To use the Questar for photography you unscrew the plug for the axial port on the back of the control box and screw in a 1.25” adapter. With the lever on the finder setting it’s then ready for imaging. Surprisingly, the Questar fork mount is quite stable with a DSLR and photography is easy.
To fit a camera you need a 1.25” adapter which threads into the axial port.
With its long focal length, the Questar is ideal for imaging the Moon and Sun, both of which just fit on my DSLR chip, so both can be imaged as whole disks. Both yield quite fine and detailed images:
Sun and Moon through a modern Questar Standard
The Questar with its accurate drive and long F.L. doubtless also work well for webcam imaging of the planets, but I didn’t try this.
I did try some limited imaging of smaller deep sky objects and the Questar yielded quite decent results on M57 and M13 with 2 minute DSLR exposures at medium ISO.
Choosing a Questar
Doing this review has changed and refined my views on which Questar I’d buy if I ever get a modern one to complement my old Standard model. My personal views are as follows.
I used to think I’d buy a fully-loaded quartz Duplex, on a ‘do it once, do it right’ basis. But having tested these Questars, I realise that paying the extra for a perfect mirror isn’t going to turn a Questar into a five inch APO, whilst on the other hand the basic optics are very good indeed.
The Duplex is a great idea, but I suspect that (like Ian, the test Duplex’s owner) I’d be too afraid of damaging it to use it on a photo-tripod out in the field. The same applies generally – I would want to use the Questar for travel, but might be put off by a super-duper one, like the 50th Anniversary, even if I could afford it.
So I would probably buy an ordinary Standard model, much like the one on test here. But I would equip it with the Powerguide, a full aperture Solar filter and probably (if I could afford it) a Tristand. Then I’d use it – travel with it, take it to image and view things I couldn’t get at from home.

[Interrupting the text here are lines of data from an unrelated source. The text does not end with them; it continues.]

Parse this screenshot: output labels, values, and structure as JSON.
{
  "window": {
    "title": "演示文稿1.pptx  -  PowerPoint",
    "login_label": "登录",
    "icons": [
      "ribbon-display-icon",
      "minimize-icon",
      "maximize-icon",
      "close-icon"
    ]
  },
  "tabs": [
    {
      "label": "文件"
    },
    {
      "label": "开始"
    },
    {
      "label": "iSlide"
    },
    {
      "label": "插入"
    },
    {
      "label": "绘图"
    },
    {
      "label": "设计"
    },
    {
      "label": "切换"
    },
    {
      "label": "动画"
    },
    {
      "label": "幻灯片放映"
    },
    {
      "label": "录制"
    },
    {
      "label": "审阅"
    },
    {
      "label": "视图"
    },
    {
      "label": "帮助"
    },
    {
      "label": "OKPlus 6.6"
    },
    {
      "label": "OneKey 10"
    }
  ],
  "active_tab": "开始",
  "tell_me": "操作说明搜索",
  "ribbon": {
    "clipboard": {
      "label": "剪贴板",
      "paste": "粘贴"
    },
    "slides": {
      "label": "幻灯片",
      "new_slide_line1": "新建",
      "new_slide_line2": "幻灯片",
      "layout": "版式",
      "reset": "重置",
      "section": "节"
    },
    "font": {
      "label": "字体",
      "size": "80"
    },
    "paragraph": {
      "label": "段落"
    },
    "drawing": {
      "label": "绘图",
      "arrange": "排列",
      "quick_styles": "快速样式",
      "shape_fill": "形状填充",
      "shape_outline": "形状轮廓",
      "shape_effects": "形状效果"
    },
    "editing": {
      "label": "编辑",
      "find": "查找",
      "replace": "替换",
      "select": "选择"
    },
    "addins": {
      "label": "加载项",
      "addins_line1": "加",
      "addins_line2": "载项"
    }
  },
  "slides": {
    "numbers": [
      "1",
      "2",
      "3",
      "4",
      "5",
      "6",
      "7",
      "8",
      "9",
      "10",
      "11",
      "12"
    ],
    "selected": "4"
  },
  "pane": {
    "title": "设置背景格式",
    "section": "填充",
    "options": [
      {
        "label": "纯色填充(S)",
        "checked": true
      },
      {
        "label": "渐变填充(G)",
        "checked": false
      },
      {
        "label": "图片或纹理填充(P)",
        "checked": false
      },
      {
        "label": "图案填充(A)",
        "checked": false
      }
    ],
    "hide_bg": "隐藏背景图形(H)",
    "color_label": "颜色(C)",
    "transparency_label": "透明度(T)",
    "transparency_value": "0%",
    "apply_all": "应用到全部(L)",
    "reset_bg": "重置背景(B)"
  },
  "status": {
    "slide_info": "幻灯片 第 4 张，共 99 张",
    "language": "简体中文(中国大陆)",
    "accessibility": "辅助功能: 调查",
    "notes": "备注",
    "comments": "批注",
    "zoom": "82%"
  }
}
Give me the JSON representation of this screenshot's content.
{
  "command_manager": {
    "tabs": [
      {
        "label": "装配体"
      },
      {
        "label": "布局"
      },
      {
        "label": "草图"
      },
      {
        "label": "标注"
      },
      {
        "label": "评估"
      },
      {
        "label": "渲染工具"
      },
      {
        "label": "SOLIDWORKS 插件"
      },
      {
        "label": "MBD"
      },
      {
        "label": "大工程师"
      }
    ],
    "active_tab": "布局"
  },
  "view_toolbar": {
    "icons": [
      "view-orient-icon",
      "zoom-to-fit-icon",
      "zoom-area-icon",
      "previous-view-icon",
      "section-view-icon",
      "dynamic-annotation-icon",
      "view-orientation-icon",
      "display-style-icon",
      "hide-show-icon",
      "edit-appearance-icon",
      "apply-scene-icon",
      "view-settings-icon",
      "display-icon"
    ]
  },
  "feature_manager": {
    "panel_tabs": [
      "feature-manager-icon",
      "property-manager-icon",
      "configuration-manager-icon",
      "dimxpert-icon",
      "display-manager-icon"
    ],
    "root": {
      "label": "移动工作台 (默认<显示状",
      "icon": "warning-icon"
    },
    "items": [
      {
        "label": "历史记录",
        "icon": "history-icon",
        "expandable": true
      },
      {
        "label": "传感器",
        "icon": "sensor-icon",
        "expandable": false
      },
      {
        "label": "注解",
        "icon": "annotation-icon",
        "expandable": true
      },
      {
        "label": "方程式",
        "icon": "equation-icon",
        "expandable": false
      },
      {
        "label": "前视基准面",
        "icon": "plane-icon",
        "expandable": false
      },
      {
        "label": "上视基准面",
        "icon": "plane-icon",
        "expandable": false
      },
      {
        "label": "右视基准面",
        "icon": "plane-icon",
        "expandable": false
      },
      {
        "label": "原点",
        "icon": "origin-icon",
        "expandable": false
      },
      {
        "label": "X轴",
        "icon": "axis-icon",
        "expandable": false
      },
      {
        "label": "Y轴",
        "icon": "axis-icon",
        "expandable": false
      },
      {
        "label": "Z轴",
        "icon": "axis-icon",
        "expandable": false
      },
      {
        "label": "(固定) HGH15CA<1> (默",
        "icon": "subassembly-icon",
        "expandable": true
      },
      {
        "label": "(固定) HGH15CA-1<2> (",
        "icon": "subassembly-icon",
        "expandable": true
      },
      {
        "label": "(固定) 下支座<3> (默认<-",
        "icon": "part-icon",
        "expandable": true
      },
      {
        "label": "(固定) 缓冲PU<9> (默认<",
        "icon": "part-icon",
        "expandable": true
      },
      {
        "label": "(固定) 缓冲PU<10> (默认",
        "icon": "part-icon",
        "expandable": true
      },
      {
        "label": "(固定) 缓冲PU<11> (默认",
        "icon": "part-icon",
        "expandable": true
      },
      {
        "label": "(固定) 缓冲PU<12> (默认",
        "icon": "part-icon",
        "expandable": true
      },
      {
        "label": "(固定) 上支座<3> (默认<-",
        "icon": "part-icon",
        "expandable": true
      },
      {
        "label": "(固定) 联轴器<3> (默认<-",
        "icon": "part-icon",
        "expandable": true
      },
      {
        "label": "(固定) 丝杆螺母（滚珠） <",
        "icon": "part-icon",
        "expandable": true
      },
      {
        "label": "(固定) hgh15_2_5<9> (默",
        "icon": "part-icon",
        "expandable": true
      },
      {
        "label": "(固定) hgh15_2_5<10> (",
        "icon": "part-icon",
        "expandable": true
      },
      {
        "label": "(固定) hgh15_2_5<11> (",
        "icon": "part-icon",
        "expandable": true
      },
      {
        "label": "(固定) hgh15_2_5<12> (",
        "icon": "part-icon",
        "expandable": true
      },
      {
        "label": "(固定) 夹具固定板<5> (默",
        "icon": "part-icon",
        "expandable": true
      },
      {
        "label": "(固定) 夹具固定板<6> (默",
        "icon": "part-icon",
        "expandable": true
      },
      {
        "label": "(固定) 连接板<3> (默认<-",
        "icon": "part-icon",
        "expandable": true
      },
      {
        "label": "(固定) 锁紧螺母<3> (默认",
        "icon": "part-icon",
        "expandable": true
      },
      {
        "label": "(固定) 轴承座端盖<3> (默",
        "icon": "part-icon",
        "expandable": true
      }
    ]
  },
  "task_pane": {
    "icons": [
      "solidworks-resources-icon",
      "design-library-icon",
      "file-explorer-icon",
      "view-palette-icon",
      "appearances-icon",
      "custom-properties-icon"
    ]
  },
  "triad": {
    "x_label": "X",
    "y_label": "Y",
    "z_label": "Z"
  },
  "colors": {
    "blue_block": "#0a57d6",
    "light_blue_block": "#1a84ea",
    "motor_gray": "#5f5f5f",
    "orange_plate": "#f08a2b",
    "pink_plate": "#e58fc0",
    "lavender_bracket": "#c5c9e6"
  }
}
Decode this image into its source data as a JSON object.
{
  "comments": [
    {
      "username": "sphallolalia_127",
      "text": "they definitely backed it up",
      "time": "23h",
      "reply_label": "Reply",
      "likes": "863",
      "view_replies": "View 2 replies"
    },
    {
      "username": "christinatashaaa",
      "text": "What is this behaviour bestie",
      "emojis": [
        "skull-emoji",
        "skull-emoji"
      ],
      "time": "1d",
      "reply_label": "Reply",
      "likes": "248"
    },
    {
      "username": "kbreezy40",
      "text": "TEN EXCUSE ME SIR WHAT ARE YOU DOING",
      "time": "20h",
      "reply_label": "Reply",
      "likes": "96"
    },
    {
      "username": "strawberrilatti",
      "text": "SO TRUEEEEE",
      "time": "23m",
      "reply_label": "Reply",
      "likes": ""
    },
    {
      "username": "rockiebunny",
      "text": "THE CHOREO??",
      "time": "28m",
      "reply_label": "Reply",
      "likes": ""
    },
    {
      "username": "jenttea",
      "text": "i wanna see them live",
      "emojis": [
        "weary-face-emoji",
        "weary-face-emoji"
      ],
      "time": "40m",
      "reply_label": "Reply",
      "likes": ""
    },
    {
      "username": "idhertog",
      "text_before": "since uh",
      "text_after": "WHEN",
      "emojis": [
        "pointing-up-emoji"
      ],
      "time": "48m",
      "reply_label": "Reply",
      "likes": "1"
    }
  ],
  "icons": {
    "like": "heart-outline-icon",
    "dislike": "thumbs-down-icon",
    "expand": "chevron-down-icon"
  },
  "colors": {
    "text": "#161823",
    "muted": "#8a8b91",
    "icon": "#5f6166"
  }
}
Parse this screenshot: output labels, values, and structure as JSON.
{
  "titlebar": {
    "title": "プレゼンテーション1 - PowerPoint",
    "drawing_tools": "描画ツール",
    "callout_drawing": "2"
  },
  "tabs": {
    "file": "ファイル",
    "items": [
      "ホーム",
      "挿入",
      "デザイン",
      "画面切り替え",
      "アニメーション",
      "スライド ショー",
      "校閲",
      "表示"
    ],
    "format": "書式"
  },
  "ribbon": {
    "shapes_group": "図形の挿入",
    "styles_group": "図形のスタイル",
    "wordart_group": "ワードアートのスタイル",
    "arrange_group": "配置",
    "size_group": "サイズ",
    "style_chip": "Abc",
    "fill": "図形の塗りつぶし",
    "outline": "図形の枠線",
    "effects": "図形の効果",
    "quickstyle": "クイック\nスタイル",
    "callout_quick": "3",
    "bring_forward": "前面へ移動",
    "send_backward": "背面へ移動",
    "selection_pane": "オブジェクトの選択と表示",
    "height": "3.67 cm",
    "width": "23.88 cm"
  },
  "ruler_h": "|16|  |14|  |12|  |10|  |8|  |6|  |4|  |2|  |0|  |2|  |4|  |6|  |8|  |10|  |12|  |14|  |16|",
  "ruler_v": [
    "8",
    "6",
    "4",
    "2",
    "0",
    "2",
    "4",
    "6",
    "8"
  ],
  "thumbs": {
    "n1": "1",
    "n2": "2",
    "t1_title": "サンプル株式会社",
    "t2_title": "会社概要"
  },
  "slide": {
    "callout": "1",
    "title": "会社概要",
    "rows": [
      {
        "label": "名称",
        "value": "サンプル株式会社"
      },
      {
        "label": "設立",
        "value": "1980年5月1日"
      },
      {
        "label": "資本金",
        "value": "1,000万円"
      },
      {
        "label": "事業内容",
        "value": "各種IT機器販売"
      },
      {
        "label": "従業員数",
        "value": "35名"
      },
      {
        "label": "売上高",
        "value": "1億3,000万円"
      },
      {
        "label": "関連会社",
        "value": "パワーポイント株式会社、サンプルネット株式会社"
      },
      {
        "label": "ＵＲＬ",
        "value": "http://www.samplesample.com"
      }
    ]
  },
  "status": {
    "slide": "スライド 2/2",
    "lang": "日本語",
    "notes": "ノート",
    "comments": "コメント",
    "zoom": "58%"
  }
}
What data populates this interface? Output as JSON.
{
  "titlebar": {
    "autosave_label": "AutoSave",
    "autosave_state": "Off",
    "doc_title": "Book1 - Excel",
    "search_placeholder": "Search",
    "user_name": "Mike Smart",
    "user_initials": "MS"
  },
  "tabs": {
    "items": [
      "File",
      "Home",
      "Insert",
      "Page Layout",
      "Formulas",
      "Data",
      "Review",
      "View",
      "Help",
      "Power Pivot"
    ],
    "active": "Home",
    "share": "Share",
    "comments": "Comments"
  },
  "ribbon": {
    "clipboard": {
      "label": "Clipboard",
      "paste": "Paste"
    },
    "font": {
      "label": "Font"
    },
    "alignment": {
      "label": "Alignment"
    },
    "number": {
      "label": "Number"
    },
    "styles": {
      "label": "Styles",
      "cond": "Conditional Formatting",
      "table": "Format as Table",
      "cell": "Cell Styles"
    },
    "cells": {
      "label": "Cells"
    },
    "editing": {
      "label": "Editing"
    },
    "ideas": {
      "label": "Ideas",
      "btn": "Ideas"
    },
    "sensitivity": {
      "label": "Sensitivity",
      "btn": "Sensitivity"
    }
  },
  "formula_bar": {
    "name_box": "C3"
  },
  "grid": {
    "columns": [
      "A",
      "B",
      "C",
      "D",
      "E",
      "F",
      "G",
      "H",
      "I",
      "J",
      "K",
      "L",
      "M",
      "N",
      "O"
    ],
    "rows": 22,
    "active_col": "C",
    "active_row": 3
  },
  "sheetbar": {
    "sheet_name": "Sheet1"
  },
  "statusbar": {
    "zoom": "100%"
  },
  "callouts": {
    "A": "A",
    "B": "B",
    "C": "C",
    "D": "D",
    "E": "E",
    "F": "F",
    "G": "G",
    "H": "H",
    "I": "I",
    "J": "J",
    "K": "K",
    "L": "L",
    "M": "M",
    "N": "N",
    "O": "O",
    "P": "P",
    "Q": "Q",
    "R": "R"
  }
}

Rather than buying more Brandons, I’d specify it with an 8mm and 12mm (you get to choose the two free ones, I believe), then go with TV Plossls for low powers (32mm, 25mm and 20mm all work very well with the Questar).
There is a perception that the Questar is bad value – plain too expensive for what it is. Even the Wikipedia entry says so. But it’s just not true. For what a basic Standard model costs, I’d argue that it’s quite good value if you consider that it comes with a driven mount, finder with Solar capability, barlow, Solar filter, star and Moon maps, two high-quality eyepieces and a fine case.
No, a Questar is not a big Dob’ or a fine small APO and either may offer better views of certain objects in certain situations for a similar outlay. But the Questar is a convenient, portable, do-anything system in a way no other telescope I know is (even a small APO).
Everything you need to observe or image an eclipse or transit fits in a small carry-on case.
To whinge about poor value compared to a Dob’ is ridiculous. I know - I own both and have used both side-by-side and when I did so it’s telling that I ended up putting the Dob’ away and using the hassle-free Questar. The Dob’ is huge and lumbering, needs collimating every time I use it and is anything but comfortable to use; finding things is difficult and when you do, you need a stepladder. If seeing is poor, or the collimation still out, the view through the Dob’ is a mush. The Questar is the opposite – it may not show as much, but is always easy and convenient, always delivers a good view. Size, brightness and limiting magnitude are not everything in this hobby.
There are a few niggles, but overall the Questar is a design that has survived because it offers what few other systems (perhaps no other system) does – a complete high-quality observing system in a carry-on case. Yes it’s a smart astro’ status-symbol, but a very useful tool as well.
I can’t deny that if you have a spare marble column in your drawing room (left over from when the cat smashed the Rodin, perhaps) the Questar will look good sitting on it. But an Elitist image is no reason to disregard Questar.
Questar is highly recommended as a portable observing system with maximum ease of use.
A big thanks to Ian Miller for parting with his two Questars over an extended period for this review.